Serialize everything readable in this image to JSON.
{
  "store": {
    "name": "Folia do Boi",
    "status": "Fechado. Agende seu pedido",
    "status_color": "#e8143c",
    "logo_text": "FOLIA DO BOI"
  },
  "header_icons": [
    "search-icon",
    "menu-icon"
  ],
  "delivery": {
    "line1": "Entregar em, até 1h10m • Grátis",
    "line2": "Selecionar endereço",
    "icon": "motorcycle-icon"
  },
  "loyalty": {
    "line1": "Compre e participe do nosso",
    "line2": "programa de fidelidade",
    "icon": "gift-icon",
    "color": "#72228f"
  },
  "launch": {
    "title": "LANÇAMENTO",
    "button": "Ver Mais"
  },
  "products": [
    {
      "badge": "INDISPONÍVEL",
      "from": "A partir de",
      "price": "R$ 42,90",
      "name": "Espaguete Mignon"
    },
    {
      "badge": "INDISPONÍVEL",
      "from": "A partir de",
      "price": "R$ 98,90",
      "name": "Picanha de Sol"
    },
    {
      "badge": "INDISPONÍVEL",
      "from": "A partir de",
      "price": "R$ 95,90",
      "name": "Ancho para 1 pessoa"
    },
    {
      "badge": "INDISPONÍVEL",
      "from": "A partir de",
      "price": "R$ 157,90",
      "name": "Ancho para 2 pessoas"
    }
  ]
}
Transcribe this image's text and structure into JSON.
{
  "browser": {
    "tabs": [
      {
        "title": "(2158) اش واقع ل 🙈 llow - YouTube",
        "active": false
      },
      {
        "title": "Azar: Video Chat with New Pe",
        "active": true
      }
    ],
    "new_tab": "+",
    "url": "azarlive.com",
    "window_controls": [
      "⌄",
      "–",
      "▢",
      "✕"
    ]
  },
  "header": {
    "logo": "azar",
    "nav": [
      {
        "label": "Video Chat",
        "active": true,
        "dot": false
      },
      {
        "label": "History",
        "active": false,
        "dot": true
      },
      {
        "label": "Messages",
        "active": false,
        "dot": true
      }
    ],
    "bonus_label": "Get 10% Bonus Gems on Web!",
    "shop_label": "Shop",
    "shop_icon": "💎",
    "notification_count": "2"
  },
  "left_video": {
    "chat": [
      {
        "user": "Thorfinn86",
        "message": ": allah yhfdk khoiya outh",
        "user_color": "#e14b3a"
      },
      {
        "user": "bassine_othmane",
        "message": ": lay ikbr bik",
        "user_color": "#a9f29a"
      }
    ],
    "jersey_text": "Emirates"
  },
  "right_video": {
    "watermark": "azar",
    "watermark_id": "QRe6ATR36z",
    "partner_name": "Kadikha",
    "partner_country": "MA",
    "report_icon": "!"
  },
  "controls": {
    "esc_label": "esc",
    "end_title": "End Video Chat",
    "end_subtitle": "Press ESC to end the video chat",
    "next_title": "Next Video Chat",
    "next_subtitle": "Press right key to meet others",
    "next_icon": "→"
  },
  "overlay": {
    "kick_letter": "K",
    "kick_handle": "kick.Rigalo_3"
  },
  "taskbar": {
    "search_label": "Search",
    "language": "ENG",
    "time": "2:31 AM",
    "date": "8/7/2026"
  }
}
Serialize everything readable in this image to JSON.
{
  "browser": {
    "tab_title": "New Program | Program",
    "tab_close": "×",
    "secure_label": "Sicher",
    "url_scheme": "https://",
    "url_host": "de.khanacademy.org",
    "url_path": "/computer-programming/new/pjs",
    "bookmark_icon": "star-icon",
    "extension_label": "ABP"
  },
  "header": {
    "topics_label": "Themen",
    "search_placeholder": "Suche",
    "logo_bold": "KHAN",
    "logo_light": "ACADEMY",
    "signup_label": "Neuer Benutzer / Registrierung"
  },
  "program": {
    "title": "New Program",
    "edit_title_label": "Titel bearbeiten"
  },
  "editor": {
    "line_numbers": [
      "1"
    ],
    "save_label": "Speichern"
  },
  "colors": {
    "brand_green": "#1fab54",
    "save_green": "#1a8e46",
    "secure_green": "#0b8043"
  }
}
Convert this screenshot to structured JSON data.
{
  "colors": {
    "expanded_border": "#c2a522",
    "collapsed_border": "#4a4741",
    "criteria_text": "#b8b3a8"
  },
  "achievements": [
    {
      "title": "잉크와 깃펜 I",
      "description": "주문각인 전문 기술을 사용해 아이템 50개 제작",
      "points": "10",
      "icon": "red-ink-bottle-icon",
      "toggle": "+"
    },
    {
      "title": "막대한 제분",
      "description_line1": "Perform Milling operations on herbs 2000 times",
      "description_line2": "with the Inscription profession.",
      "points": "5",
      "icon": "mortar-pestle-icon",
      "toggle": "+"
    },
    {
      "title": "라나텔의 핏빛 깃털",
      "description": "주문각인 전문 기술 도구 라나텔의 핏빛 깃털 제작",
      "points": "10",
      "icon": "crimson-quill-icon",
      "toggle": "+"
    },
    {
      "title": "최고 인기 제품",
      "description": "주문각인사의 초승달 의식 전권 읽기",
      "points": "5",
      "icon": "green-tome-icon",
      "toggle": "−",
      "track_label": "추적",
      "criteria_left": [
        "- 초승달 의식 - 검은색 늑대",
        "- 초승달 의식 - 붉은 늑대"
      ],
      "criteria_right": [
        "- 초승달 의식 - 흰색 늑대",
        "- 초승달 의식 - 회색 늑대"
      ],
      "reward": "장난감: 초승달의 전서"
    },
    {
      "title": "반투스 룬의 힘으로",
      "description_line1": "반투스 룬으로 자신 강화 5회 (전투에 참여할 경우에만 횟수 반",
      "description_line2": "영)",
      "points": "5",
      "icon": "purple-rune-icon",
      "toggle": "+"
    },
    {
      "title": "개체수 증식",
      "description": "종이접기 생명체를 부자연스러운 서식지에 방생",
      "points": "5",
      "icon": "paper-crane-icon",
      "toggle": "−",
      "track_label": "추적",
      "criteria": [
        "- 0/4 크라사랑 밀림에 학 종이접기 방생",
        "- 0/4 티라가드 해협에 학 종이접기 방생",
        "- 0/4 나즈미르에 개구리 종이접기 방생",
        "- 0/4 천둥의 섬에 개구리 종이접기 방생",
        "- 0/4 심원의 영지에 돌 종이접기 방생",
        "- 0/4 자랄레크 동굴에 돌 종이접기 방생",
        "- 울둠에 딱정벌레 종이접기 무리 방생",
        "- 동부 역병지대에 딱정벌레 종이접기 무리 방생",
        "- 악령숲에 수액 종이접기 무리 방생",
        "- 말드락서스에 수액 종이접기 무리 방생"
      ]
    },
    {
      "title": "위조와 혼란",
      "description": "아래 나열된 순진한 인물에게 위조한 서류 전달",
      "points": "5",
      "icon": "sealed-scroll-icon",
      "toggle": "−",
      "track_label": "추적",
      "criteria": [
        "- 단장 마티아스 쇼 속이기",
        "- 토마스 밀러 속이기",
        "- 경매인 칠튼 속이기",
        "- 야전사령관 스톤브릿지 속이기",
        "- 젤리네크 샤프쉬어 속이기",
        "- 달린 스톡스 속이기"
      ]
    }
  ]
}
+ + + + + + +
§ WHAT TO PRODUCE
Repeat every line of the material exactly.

§ WRITTEN ANSWER
Serialize everything readable in this image to JSON.
{
  "store": {
    "name": "Folia do Boi",
    "status": "Fechado. Agende seu pedido",
    "status_color": "#e8143c",
    "logo_text": "FOLIA DO BOI"
  },
  "header_icons": [
    "search-icon",
    "menu-icon"
  ],
  "delivery": {
    "line1": "Entregar em, até 1h10m • Grátis",
    "line2": "Selecionar endereço",
    "icon": "motorcycle-icon"
  },
  "loyalty": {
    "line1": "Compre e participe do nosso",
    "line2": "programa de fidelidade",
    "icon": "gift-icon",
    "color": "#72228f"
  },
  "launch": {
    "title": "LANÇAMENTO",
    "button": "Ver Mais"
  },
  "products": [
    {
      "badge": "INDISPONÍVEL",
      "from": "A partir de",
      "price": "R$ 42,90",
      "name": "Espaguete Mignon"
    },
    {
      "badge": "INDISPONÍVEL",
      "from": "A partir de",
      "price": "R$ 98,90",
      "name": "Picanha de Sol"
    },
    {
      "badge": "INDISPONÍVEL",
      "from": "A partir de",
      "price": "R$ 95,90",
      "name": "Ancho para 1 pessoa"
    },
    {
      "badge": "INDISPONÍVEL",
      "from": "A partir de",
      "price": "R$ 157,90",
      "name": "Ancho para 2 pessoas"
    }
  ]
}
Transcribe this image's text and structure into JSON.
{
  "browser": {
    "tabs": [
      {
        "title": "(2158) اش واقع ل 🙈 llow - YouTube",
        "active": false
      },
      {
        "title": "Azar: Video Chat with New Pe",
        "active": true
      }
    ],
    "new_tab": "+",
    "url": "azarlive.com",
    "window_controls": [
      "⌄",
      "–",
      "▢",
      "✕"
    ]
  },
  "header": {
    "logo": "azar",
    "nav": [
      {
        "label": "Video Chat",
        "active": true,
        "dot": false
      },
      {
        "label": "History",
        "active": false,
        "dot": true
      },
      {
        "label": "Messages",
        "active": false,
        "dot": true
      }
    ],
    "bonus_label": "Get 10% Bonus Gems on Web!",
    "shop_label": "Shop",
    "shop_icon": "💎",
    "notification_count": "2"
  },
  "left_video": {
    "chat": [
      {
        "user": "Thorfinn86",
        "message": ": allah yhfdk khoiya outh",
        "user_color": "#e14b3a"
      },
      {
        "user": "bassine_othmane",
        "message": ": lay ikbr bik",
        "user_color": "#a9f29a"
      }
    ],
    "jersey_text": "Emirates"
  },
  "right_video": {
    "watermark": "azar",
    "watermark_id": "QRe6ATR36z",
    "partner_name": "Kadikha",
    "partner_country": "MA",
    "report_icon": "!"
  },
  "controls": {
    "esc_label": "esc",
    "end_title": "End Video Chat",
    "end_subtitle": "Press ESC to end the video chat",
    "next_title": "Next Video Chat",
    "next_subtitle": "Press right key to meet others",
    "next_icon": "→"
  },
  "overlay": {
    "kick_letter": "K",
    "kick_handle": "kick.Rigalo_3"
  },
  "taskbar": {
    "search_label": "Search",
    "language": "ENG",
    "time": "2:31 AM",
    "date": "8/7/2026"
  }
}
Serialize everything readable in this image to JSON.
{
  "browser": {
    "tab_title": "New Program | Program",
    "tab_close": "×",
    "secure_label": "Sicher",
    "url_scheme": "https://",
    "url_host": "de.khanacademy.org",
    "url_path": "/computer-programming/new/pjs",
    "bookmark_icon": "star-icon",
    "extension_label": "ABP"
  },
  "header": {
    "topics_label": "Themen",
    "search_placeholder": "Suche",
    "logo_bold": "KHAN",
    "logo_light": "ACADEMY",
    "signup_label": "Neuer Benutzer / Registrierung"
  },
  "program": {
    "title": "New Program",
    "edit_title_label": "Titel bearbeiten"
  },
  "editor": {
    "line_numbers": [
      "1"
    ],
    "save_label": "Speichern"
  },
  "colors": {
    "brand_green": "#1fab54",
    "save_green": "#1a8e46",
    "secure_green": "#0b8043"
  }
}
Convert this screenshot to structured JSON data.
{
  "colors": {
    "expanded_border": "#c2a522",
    "collapsed_border": "#4a4741",
    "criteria_text": "#b8b3a8"
  },
  "achievements": [
    {
      "title": "잉크와 깃펜 I",
      "description": "주문각인 전문 기술을 사용해 아이템 50개 제작",
      "points": "10",
      "icon": "red-ink-bottle-icon",
      "toggle": "+"
    },
    {
      "title": "막대한 제분",
      "description_line1": "Perform Milling operations on herbs 2000 times",
      "description_line2": "with the Inscription profession.",
      "points": "5",
      "icon": "mortar-pestle-icon",
      "toggle": "+"
    },
    {
      "title": "라나텔의 핏빛 깃털",
      "description": "주문각인 전문 기술 도구 라나텔의 핏빛 깃털 제작",
      "points": "10",
      "icon": "crimson-quill-icon",
      "toggle": "+"
    },
    {
      "title": "최고 인기 제품",
      "description": "주문각인사의 초승달 의식 전권 읽기",
      "points": "5",
      "icon": "green-tome-icon",
      "toggle": "−",
      "track_label": "추적",
      "criteria_left": [
        "- 초승달 의식 - 검은색 늑대",
        "- 초승달 의식 - 붉은 늑대"
      ],
      "criteria_right": [
        "- 초승달 의식 - 흰색 늑대",
        "- 초승달 의식 - 회색 늑대"
      ],
      "reward": "장난감: 초승달의 전서"
    },
    {
      "title": "반투스 룬의 힘으로",
      "description_line1": "반투스 룬으로 자신 강화 5회 (전투에 참여할 경우에만 횟수 반",
      "description_line2": "영)",
      "points": "5",
      "icon": "purple-rune-icon",
      "toggle": "+"
    },
    {
      "title": "개체수 증식",
      "description": "종이접기 생명체를 부자연스러운 서식지에 방생",
      "points": "5",
      "icon": "paper-crane-icon",
      "toggle": "−",
      "track_label": "추적",
      "criteria": [
        "- 0/4 크라사랑 밀림에 학 종이접기 방생",
        "- 0/4 티라가드 해협에 학 종이접기 방생",
        "- 0/4 나즈미르에 개구리 종이접기 방생",
        "- 0/4 천둥의 섬에 개구리 종이접기 방생",
        "- 0/4 심원의 영지에 돌 종이접기 방생",
        "- 0/4 자랄레크 동굴에 돌 종이접기 방생",
        "- 울둠에 딱정벌레 종이접기 무리 방생",
        "- 동부 역병지대에 딱정벌레 종이접기 무리 방생",
        "- 악령숲에 수액 종이접기 무리 방생",
        "- 말드락서스에 수액 종이접기 무리 방생"
      ]
    },
    {
      "title": "위조와 혼란",
      "description": "아래 나열된 순진한 인물에게 위조한 서류 전달",
      "points": "5",
      "icon": "sealed-scroll-icon",
      "toggle": "−",
      "track_label": "추적",
      "criteria": [
        "- 단장 마티아스 쇼 속이기",
        "- 토마스 밀러 속이기",
        "- 경매인 칠튼 속이기",
        "- 야전사령관 스톤브릿지 속이기",
        "- 젤리네크 샤프쉬어 속이기",
        "- 달린 스톡스 속이기"
      ]
    }
  ]
}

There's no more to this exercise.